#### Exercise prompt:
Report each line of the material below where the word "chevron" can be found.

#### Task data:
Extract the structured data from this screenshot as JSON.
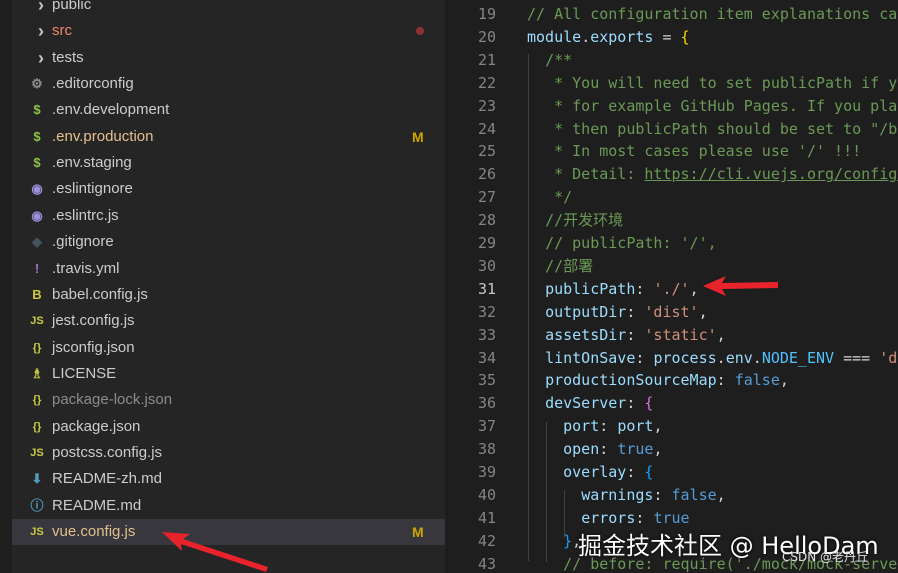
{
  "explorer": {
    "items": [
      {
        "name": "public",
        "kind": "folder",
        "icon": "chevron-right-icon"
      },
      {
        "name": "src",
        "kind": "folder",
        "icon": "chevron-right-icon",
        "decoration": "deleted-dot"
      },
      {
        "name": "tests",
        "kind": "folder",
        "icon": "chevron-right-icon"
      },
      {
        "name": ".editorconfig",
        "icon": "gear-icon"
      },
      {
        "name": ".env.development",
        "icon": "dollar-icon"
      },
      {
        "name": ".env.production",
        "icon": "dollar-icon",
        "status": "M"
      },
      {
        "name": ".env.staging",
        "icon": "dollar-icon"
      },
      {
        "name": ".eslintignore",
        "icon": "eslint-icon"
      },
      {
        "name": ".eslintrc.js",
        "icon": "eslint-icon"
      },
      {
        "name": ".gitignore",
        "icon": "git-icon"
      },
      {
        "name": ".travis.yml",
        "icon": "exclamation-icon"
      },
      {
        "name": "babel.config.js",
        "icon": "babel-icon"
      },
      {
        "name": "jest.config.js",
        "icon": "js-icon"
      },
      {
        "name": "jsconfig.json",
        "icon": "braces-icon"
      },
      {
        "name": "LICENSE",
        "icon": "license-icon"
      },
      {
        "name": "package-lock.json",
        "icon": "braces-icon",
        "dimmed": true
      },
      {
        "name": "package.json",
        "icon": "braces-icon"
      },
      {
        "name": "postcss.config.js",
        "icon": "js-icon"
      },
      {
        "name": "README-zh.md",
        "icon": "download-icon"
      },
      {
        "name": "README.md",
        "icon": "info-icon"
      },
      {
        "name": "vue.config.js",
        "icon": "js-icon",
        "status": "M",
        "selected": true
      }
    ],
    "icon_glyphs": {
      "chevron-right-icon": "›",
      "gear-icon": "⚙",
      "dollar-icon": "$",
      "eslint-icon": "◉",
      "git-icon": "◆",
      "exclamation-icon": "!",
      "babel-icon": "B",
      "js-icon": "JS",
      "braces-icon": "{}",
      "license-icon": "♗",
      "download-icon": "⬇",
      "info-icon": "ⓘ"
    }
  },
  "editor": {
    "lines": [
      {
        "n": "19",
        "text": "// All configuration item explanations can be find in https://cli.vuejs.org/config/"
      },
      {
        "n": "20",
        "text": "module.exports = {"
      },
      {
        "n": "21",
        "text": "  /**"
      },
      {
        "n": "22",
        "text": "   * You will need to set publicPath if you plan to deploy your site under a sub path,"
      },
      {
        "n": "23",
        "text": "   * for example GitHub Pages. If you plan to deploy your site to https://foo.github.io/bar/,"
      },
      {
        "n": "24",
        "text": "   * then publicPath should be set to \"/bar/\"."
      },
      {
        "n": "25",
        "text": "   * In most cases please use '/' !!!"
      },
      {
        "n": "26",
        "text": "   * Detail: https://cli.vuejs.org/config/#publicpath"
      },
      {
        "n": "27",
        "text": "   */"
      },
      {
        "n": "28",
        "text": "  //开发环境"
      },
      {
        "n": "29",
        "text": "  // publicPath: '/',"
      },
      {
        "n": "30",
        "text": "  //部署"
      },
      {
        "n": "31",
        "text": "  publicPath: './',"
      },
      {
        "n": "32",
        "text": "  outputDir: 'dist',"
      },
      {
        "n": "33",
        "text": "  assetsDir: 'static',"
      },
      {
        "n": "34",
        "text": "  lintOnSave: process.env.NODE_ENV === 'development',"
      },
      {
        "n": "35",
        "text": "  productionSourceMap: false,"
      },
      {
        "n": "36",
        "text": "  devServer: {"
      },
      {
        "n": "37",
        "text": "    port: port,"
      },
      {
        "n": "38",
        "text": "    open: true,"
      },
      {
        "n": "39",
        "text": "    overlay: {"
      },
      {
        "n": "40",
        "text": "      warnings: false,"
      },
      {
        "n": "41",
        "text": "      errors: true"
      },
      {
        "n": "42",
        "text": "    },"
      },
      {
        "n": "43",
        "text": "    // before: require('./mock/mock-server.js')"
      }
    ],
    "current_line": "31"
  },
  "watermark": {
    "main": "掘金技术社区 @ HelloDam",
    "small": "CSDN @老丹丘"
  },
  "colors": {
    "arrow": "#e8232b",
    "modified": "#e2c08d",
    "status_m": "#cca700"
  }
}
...
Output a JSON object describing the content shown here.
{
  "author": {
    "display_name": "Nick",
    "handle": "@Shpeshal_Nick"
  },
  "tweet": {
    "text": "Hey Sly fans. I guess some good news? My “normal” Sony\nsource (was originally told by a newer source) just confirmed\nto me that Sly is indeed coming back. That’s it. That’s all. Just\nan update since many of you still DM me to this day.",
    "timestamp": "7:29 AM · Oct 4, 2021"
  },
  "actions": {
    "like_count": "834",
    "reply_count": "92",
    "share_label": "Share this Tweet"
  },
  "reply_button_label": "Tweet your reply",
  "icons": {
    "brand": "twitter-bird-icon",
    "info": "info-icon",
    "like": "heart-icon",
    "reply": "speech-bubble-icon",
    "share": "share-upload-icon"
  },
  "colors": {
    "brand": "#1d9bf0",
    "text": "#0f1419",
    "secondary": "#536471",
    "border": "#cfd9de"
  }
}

#### Response:
        "icon": "chevron-right-icon"
        "icon": "chevron-right-icon",
        "icon": "chevron-right-icon"
      "chevron-right-icon": "›",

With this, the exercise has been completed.